After Espionage - Benjamin Tallmadge's Last Stand
Benjamin Tallmadge has become famous over the last few years as the leader of the Culper Spy Ring.
Though the television show TURN used a significant amount of artistic license, Benjamin’s role as Head of Intelligence for the Continental Army was extremely important to success in the Revolutionary War.
Today’s article focuses primarily on the overlooked achievements in Tallmage’s later life, notably his 16 years as a member of the minority party in the House of Representatives.
Benjamin Tallmadge was a recent Yale graduate and schoolteacher when the American Revolutionary War began.
Soon after news of his old friend Nathan Hale’s death arrived, Tallmadge joined the Continental Army as a Major
By 1777, Benjamin was approached by General Washington to oversee intelligence gathering in New York City.
In short, Tallmadge worked with several childhood friends on Long Island to form the Culper Ring. This group of amateur spies provided Washington with a tremendous amount of useful information which assisted in winning the war.
Additionally, Benjamin oversaw a brief invasion of British-held Long Island where he destroyed a large store of supplies.
Furthermore, when Major John Andre (Benedict Arnold’s British co-conspirator) was awaiting execution Tallmadge was responsible for chaperoning him.
Success and Philanthropy
After the war, Benjamin became wealthy with his mercantile firm.

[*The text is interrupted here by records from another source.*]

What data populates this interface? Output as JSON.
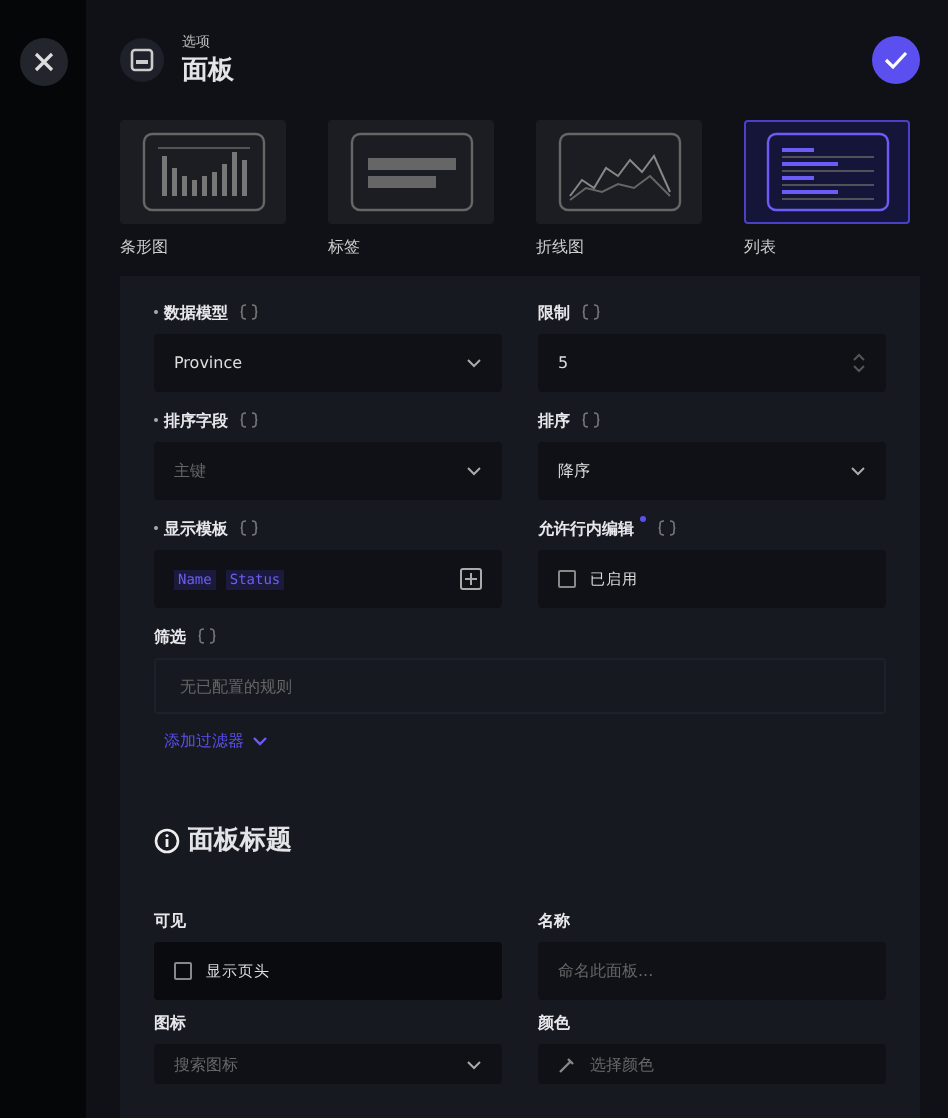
{
  "header": {
    "subtitle": "选项",
    "title": "面板"
  },
  "panel_types": [
    {
      "kind": "bar",
      "label": "条形图",
      "selected": false
    },
    {
      "kind": "tag",
      "label": "标签",
      "selected": false
    },
    {
      "kind": "line",
      "label": "折线图",
      "selected": false
    },
    {
      "kind": "list",
      "label": "列表",
      "selected": true
    }
  ],
  "fields": [
    {
      "label": "数据模型",
      "required": true,
      "marked": false,
      "kind": "select",
      "value": "Province"
    },
    {
      "label": "限制",
      "required": false,
      "marked": false,
      "kind": "number",
      "value": "5"
    },
    {
      "label": "排序字段",
      "required": true,
      "marked": false,
      "kind": "select",
      "placeholder": "主键"
    },
    {
      "label": "排序",
      "required": false,
      "marked": false,
      "kind": "select",
      "value": "降序"
    },
    {
      "label": "显示模板",
      "required": true,
      "marked": false,
      "kind": "template",
      "tokens": [
        "Name",
        "Status"
      ]
    },
    {
      "label": "允许行内编辑",
      "required": false,
      "marked": true,
      "kind": "checkbox",
      "option": "已启用",
      "checked": false
    }
  ],
  "filter": {
    "label": "筛选",
    "empty_text": "无已配置的规则",
    "add_link": "添加过滤器"
  },
  "title_section": {
    "heading": "面板标题",
    "fields": [
      {
        "label": "可见",
        "kind": "checkbox",
        "option": "显示页头",
        "checked": false
      },
      {
        "label": "名称",
        "kind": "text",
        "placeholder": "命名此面板..."
      },
      {
        "label": "图标",
        "kind": "select",
        "placeholder": "搜索图标"
      },
      {
        "label": "颜色",
        "kind": "color",
        "placeholder": "选择颜色"
      }
    ]
  }
}
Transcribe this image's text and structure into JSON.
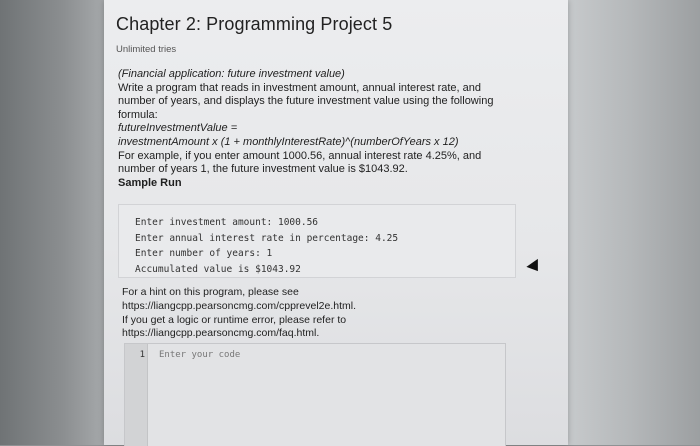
{
  "title": "Chapter 2: Programming Project 5",
  "tries": "Unlimited tries",
  "description": {
    "subtitle": "(Financial application: future investment value)",
    "body": "Write a program that reads in investment amount, annual interest rate, and number of years, and displays the future investment value using the following formula:",
    "formula_line1": "futureInvestmentValue =",
    "formula_line2": "investmentAmount x (1 + monthlyInterestRate)^(numberOfYears x 12)",
    "example": "For example, if you enter amount 1000.56, annual interest rate 4.25%, and number of years 1, the future investment value is $1043.92.",
    "sample_heading": "Sample Run"
  },
  "sample_run": [
    "Enter investment amount: 1000.56",
    "Enter annual interest rate in percentage: 4.25",
    "Enter number of years: 1",
    "Accumulated value is $1043.92"
  ],
  "hint": {
    "line1": "For a hint on this program, please see",
    "link1": "https://liangcpp.pearsoncmg.com/cpprevel2e.html.",
    "line2": "If you get a logic or runtime error, please refer to",
    "link2": "https://liangcpp.pearsoncmg.com/faq.html."
  },
  "editor": {
    "line_number": "1",
    "placeholder": "Enter your code"
  }
}
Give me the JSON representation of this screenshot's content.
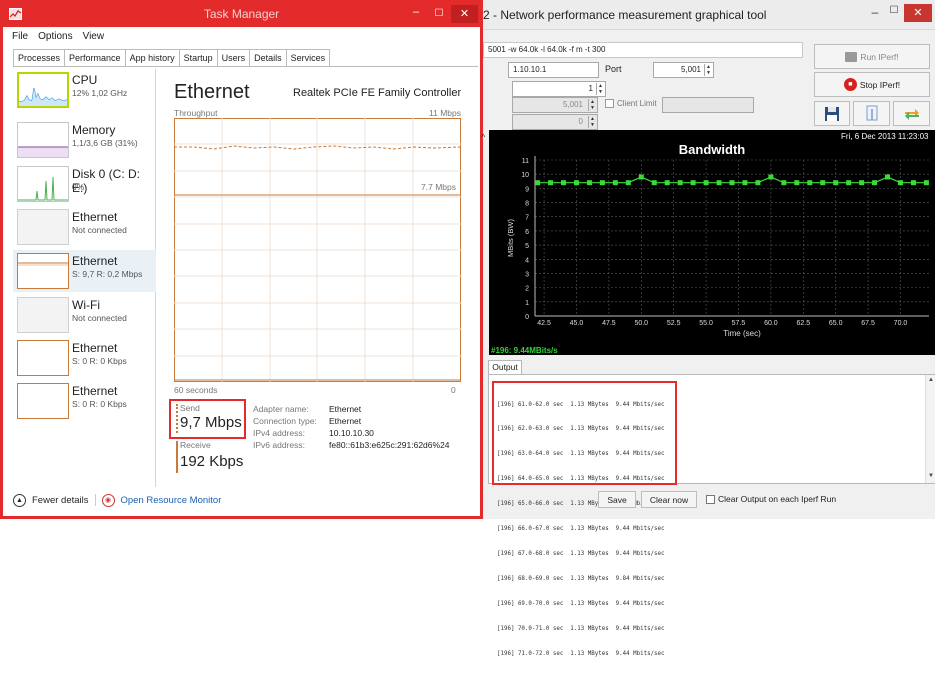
{
  "task_manager": {
    "title": "Task Manager",
    "window_controls": {
      "minimize": "–",
      "maximize": "☐",
      "close": "✕"
    },
    "menu": [
      "File",
      "Options",
      "View"
    ],
    "tabs": [
      "Processes",
      "Performance",
      "App history",
      "Startup",
      "Users",
      "Details",
      "Services"
    ],
    "active_tab": "Performance",
    "sidebar": [
      {
        "name": "CPU",
        "sub": "12% 1,02 GHz",
        "color": "#1a8fd6",
        "selected_outline": "#b7d600"
      },
      {
        "name": "Memory",
        "sub": "1,1/3,6 GB (31%)",
        "color": "#8e44ad"
      },
      {
        "name": "Disk 0 (C: D: E:)",
        "sub": "0%",
        "color": "#4caf50"
      },
      {
        "name": "Ethernet",
        "sub": "Not connected",
        "color": "#a0522d"
      },
      {
        "name": "Ethernet",
        "sub": "S: 9,7 R: 0,2 Mbps",
        "color": "#a0522d"
      },
      {
        "name": "Wi-Fi",
        "sub": "Not connected",
        "color": "#a0522d"
      },
      {
        "name": "Ethernet",
        "sub": "S: 0 R: 0 Kbps",
        "color": "#a0522d"
      },
      {
        "name": "Ethernet",
        "sub": "S: 0 R: 0 Kbps",
        "color": "#a0522d"
      }
    ],
    "main": {
      "heading": "Ethernet",
      "adapter_title": "Realtek PCIe FE Family Controller",
      "throughput_label": "Throughput",
      "max_label": "11 Mbps",
      "mid_label": "7.7 Mbps",
      "time_left_label": "60 seconds",
      "time_right_label": "0",
      "send_label": "Send",
      "send_value": "9,7 Mbps",
      "receive_label": "Receive",
      "receive_value": "192 Kbps",
      "details": [
        {
          "key": "Adapter name:",
          "value": "Ethernet"
        },
        {
          "key": "Connection type:",
          "value": "Ethernet"
        },
        {
          "key": "IPv4 address:",
          "value": "10.10.10.30"
        },
        {
          "key": "IPv6 address:",
          "value": "fe80::61b3:e625c:291:62d6%24"
        }
      ],
      "graph_line_color": "#a0522d"
    },
    "footer": {
      "fewer_details": "Fewer details",
      "open_monitor": "Open Resource Monitor"
    }
  },
  "jperf": {
    "title": "2 - Network performance measurement graphical tool",
    "command": "5001 -w 64.0k -l 64.0k -f m -t 300",
    "host_value": "1.10.10.1",
    "port_label": "Port",
    "port_value": "5,001",
    "parallel_value": "1",
    "listen_port_value": "5,001",
    "client_limit_label": "Client Limit",
    "connections_value": "0",
    "run_button": "Run IPerf!",
    "stop_button": "Stop IPerf!",
    "chart_date": "Fri, 6 Dec 2013 11:23:03",
    "status_text": "#196: 9.44MBits/s",
    "output_tab": "Output",
    "output_lines": [
      "[196] 61.0-62.0 sec  1.13 MBytes  9.44 Mbits/sec",
      "[196] 62.0-63.0 sec  1.13 MBytes  9.44 Mbits/sec",
      "[196] 63.0-64.0 sec  1.13 MBytes  9.44 Mbits/sec",
      "[196] 64.0-65.0 sec  1.13 MBytes  9.44 Mbits/sec",
      "[196] 65.0-66.0 sec  1.13 MBytes  9.44 Mbits/sec",
      "[196] 66.0-67.0 sec  1.13 MBytes  9.44 Mbits/sec",
      "[196] 67.0-68.0 sec  1.13 MBytes  9.44 Mbits/sec",
      "[196] 68.0-69.0 sec  1.13 MBytes  9.84 Mbits/sec",
      "[196] 69.0-70.0 sec  1.13 MBytes  9.44 Mbits/sec",
      "[196] 70.0-71.0 sec  1.13 MBytes  9.44 Mbits/sec",
      "[196] 71.0-72.0 sec  1.13 MBytes  9.44 Mbits/sec"
    ],
    "save_button": "Save",
    "clear_button": "Clear now",
    "clear_on_run_label": "Clear Output on each Iperf Run"
  },
  "chart_data": {
    "type": "line",
    "title": "Bandwidth",
    "xlabel": "Time (sec)",
    "ylabel": "MBits (BW)",
    "xlim": [
      41.8,
      72.2
    ],
    "ylim": [
      0,
      11
    ],
    "xticks": [
      42.5,
      45.0,
      47.5,
      50.0,
      52.5,
      55.0,
      57.5,
      60.0,
      62.5,
      65.0,
      67.5,
      70.0
    ],
    "yticks": [
      0,
      1,
      2,
      3,
      4,
      5,
      6,
      7,
      8,
      9,
      10,
      11
    ],
    "grid": true,
    "series": [
      {
        "color": "#3bd93b",
        "x": [
          42,
          43,
          44,
          45,
          46,
          47,
          48,
          49,
          50,
          51,
          52,
          53,
          54,
          55,
          56,
          57,
          58,
          59,
          60,
          61,
          62,
          63,
          64,
          65,
          66,
          67,
          68,
          69,
          70,
          71,
          72
        ],
        "values": [
          9.4,
          9.4,
          9.4,
          9.4,
          9.4,
          9.4,
          9.4,
          9.4,
          9.8,
          9.4,
          9.4,
          9.4,
          9.4,
          9.4,
          9.4,
          9.4,
          9.4,
          9.4,
          9.8,
          9.4,
          9.4,
          9.4,
          9.4,
          9.4,
          9.4,
          9.4,
          9.4,
          9.8,
          9.4,
          9.4,
          9.4
        ]
      }
    ]
  }
}
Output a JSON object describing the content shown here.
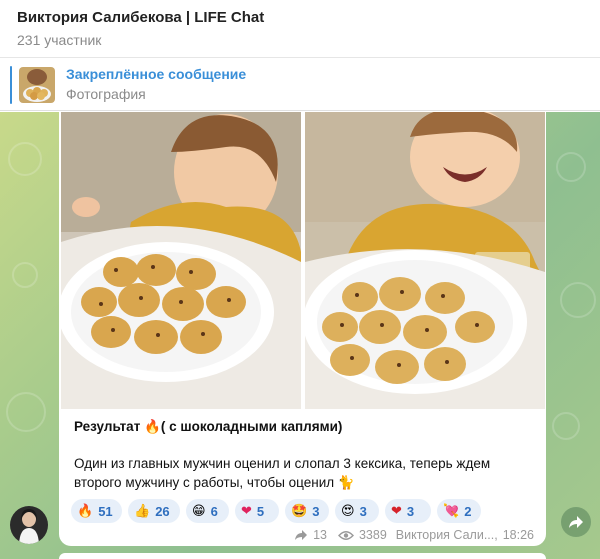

He began donating money to several local churches as well as founding the Litchfield Society Ameliorating the Condition of the Jews. This group was an early attempt at ending antisemitism in the United States and demonstrates both Tallmadge’s kindness as well as changing attitudes toward minority religions at the time.
He also went on to create schools for Native American children (though the goal was to assimilate them and destroy their heritage, as was common at the time).
Taking a Stand
In 1801, Tallmadge was elected to the United States House of Representatives.
He would spend a total of 16 years as a Congressman, representing the Federalist minority throughout the Jefferson and Madison Administrations.
In the final year of his service, Tallmadge became the first member of the Culper Spy Ring to (partially) break the silence.
The three men who arrested John Andre almost 40 years earlier were requesting increased pensions for their famous capture.
The Congress, all enamored with the tale, were prepared to award them to this.
Tallmadge took the floor and railed against these men, who he viewed as cowardly opportunists who would have let Andre go free if he had more money. In fact, he said, these men only found the correspondence from Benedict Arnold because they were looking for more money in his boots.
According to author Alexander Rose, he was even standing up for Andre, who also risked his life gathering intelligence for a cause he believed in.
More importantly, Benjamin was standing up for his team who had assisted their nation so many decades earlier.
Who else was in the Culper Ring?
So far I’ve written about two other members:
Although TURN might have a ton of factual inaccuracies, the book it’s based on does not.
‘Washington’s Spies’ is the first (and most popular) of the recent wave of American Revolution Spies books. I’ve read it several times and even referenced it for this article.
If you’d like a copy you can get one through the Amazon affiliate link below (you’ll support this site, but don’t worry, Amazon pays me while your price stays the same).